#### DESCRIPTION OF THE TASK
All lines in the records below that hold "BADEC" are to be shown.

#### Collection entries
_____
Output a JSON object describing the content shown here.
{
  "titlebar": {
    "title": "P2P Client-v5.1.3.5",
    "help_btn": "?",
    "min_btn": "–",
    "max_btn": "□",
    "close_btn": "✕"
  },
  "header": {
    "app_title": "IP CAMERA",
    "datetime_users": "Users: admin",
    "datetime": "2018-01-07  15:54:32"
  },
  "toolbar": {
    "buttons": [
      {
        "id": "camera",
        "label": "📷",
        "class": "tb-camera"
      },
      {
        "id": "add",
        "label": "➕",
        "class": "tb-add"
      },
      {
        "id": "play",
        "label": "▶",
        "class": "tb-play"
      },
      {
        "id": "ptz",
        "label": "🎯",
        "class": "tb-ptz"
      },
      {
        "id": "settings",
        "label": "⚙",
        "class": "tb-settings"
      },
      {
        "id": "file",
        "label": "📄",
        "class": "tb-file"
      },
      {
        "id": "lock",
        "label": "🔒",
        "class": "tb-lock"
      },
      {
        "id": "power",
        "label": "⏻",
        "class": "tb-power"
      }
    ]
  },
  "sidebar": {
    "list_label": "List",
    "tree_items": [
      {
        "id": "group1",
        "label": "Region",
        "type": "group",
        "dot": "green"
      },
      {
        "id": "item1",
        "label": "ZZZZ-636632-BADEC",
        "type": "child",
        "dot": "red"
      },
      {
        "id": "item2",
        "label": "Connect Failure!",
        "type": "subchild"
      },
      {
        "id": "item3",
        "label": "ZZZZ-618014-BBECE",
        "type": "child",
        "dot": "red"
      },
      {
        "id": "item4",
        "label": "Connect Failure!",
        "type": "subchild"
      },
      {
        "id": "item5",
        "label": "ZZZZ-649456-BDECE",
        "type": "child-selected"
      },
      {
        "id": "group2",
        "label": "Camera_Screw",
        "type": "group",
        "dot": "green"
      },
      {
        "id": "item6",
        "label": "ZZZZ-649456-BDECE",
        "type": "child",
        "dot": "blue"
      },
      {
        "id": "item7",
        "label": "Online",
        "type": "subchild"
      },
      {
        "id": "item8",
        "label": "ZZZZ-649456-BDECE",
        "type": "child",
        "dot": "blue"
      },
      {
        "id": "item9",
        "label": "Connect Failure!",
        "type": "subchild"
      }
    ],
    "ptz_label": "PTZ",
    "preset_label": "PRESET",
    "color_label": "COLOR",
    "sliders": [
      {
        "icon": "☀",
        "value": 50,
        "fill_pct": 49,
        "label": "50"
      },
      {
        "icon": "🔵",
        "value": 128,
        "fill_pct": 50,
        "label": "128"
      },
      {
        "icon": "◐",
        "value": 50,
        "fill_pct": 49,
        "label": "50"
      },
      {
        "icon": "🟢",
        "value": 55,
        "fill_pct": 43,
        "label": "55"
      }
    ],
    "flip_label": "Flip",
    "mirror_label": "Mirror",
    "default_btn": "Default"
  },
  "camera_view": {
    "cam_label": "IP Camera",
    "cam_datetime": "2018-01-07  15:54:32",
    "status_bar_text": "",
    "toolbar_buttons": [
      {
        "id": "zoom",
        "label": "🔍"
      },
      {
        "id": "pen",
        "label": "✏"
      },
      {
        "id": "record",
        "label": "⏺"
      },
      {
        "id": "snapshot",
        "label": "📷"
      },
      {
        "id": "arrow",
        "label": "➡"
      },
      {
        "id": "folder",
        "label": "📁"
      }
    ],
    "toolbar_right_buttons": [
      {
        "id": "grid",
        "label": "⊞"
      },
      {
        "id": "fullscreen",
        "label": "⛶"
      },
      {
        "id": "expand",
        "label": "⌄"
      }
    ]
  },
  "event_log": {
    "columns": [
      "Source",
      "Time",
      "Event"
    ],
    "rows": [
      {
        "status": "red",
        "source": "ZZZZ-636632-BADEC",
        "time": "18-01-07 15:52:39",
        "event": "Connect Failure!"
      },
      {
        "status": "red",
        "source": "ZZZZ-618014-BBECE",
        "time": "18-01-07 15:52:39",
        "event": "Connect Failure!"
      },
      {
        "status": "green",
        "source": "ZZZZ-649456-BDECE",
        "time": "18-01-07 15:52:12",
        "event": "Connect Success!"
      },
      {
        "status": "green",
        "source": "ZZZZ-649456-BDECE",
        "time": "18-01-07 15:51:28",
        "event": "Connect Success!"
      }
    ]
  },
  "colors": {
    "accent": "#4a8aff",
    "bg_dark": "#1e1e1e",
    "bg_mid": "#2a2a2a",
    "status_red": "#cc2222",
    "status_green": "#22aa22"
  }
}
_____
#### TASK SOLUTION
        "label": "ZZZZ-636632-BADEC",
        "source": "ZZZZ-636632-BADEC",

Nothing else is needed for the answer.